------ EXTRACTED ENTRIES
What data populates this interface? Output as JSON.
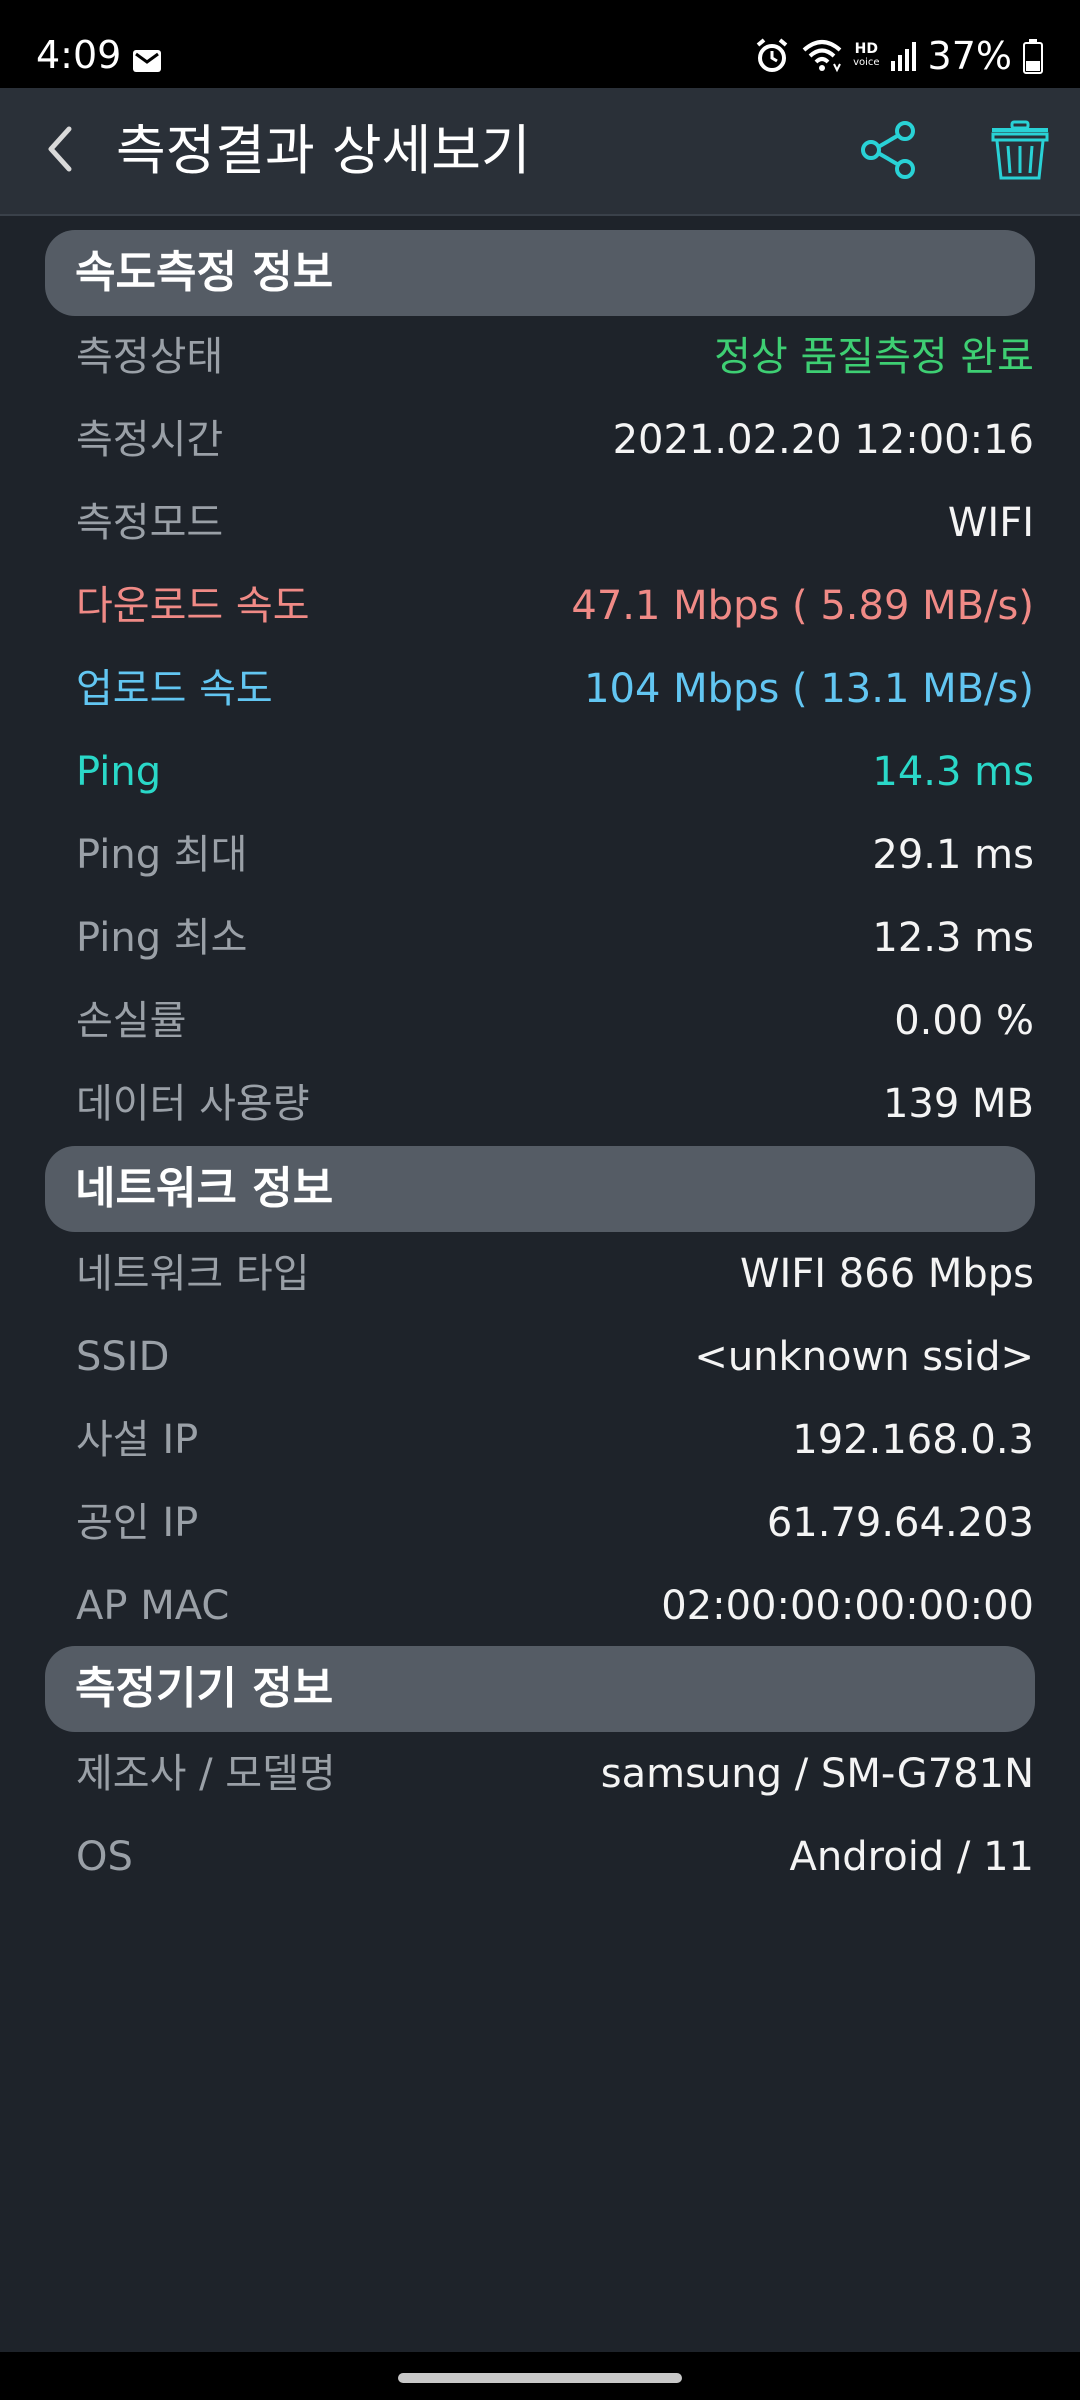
{
  "status_bar": {
    "time": "4:09",
    "hd_top": "HD",
    "hd_bottom": "voice",
    "battery_text": "37%",
    "battery_level": 0.37,
    "icons": [
      "mail-icon",
      "alarm-icon",
      "wifi-icon",
      "hd-voice-icon",
      "signal-icon",
      "battery-icon"
    ]
  },
  "header": {
    "title": "측정결과 상세보기",
    "icons": [
      "back-arrow-icon",
      "share-icon",
      "trash-icon"
    ],
    "accent_color": "#29d2d6"
  },
  "sections": [
    {
      "title": "속도측정 정보",
      "rows": [
        {
          "label": "측정상태",
          "value": "정상 품질측정 완료"
        },
        {
          "label": "측정시간",
          "value": "2021.02.20 12:00:16"
        },
        {
          "label": "측정모드",
          "value": "WIFI"
        },
        {
          "label": "다운로드 속도",
          "value": "47.1 Mbps ( 5.89 MB/s)"
        },
        {
          "label": "업로드 속도",
          "value": "104 Mbps ( 13.1 MB/s)"
        },
        {
          "label": "Ping",
          "value": "14.3 ms"
        },
        {
          "label": "Ping 최대",
          "value": "29.1 ms"
        },
        {
          "label": "Ping 최소",
          "value": "12.3 ms"
        },
        {
          "label": "손실률",
          "value": "0.00 %"
        },
        {
          "label": "데이터 사용량",
          "value": "139 MB"
        }
      ]
    },
    {
      "title": "네트워크 정보",
      "rows": [
        {
          "label": "네트워크 타입",
          "value": "WIFI 866 Mbps"
        },
        {
          "label": "SSID",
          "value": "<unknown ssid>"
        },
        {
          "label": "사설 IP",
          "value": "192.168.0.3"
        },
        {
          "label": "공인 IP",
          "value": "61.79.64.203"
        },
        {
          "label": "AP MAC",
          "value": "02:00:00:00:00:00"
        }
      ]
    },
    {
      "title": "측정기기 정보",
      "rows": [
        {
          "label": "제조사 / 모델명",
          "value": "samsung / SM-G781N"
        },
        {
          "label": "OS",
          "value": "Android / 11"
        }
      ]
    }
  ],
  "colors": {
    "status_ok": "#3ecf73",
    "download": "#f08a86",
    "upload": "#62c6f2",
    "ping": "#2ad8c8",
    "label": "#9aa0a7",
    "value": "#f4f4f4",
    "section_header_bg": "#555c65",
    "background": "#1e232a",
    "app_bar_bg": "#2a3038"
  }
}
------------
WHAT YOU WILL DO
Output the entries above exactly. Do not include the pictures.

COMPLETED TASK
What data populates this interface? Output as JSON.
{
  "status_bar": {
    "time": "4:09",
    "hd_top": "HD",
    "hd_bottom": "voice",
    "battery_text": "37%",
    "battery_level": 0.37,
    "icons": [
      "mail-icon",
      "alarm-icon",
      "wifi-icon",
      "hd-voice-icon",
      "signal-icon",
      "battery-icon"
    ]
  },
  "header": {
    "title": "측정결과 상세보기",
    "icons": [
      "back-arrow-icon",
      "share-icon",
      "trash-icon"
    ],
    "accent_color": "#29d2d6"
  },
  "sections": [
    {
      "title": "속도측정 정보",
      "rows": [
        {
          "label": "측정상태",
          "value": "정상 품질측정 완료"
        },
        {
          "label": "측정시간",
          "value": "2021.02.20 12:00:16"
        },
        {
          "label": "측정모드",
          "value": "WIFI"
        },
        {
          "label": "다운로드 속도",
          "value": "47.1 Mbps ( 5.89 MB/s)"
        },
        {
          "label": "업로드 속도",
          "value": "104 Mbps ( 13.1 MB/s)"
        },
        {
          "label": "Ping",
          "value": "14.3 ms"
        },
        {
          "label": "Ping 최대",
          "value": "29.1 ms"
        },
        {
          "label": "Ping 최소",
          "value": "12.3 ms"
        },
        {
          "label": "손실률",
          "value": "0.00 %"
        },
        {
          "label": "데이터 사용량",
          "value": "139 MB"
        }
      ]
    },
    {
      "title": "네트워크 정보",
      "rows": [
        {
          "label": "네트워크 타입",
          "value": "WIFI 866 Mbps"
        },
        {
          "label": "SSID",
          "value": "<unknown ssid>"
        },
        {
          "label": "사설 IP",
          "value": "192.168.0.3"
        },
        {
          "label": "공인 IP",
          "value": "61.79.64.203"
        },
        {
          "label": "AP MAC",
          "value": "02:00:00:00:00:00"
        }
      ]
    },
    {
      "title": "측정기기 정보",
      "rows": [
        {
          "label": "제조사 / 모델명",
          "value": "samsung / SM-G781N"
        },
        {
          "label": "OS",
          "value": "Android / 11"
        }
      ]
    }
  ],
  "colors": {
    "status_ok": "#3ecf73",
    "download": "#f08a86",
    "upload": "#62c6f2",
    "ping": "#2ad8c8",
    "label": "#9aa0a7",
    "value": "#f4f4f4",
    "section_header_bg": "#555c65",
    "background": "#1e232a",
    "app_bar_bg": "#2a3038"
  }
}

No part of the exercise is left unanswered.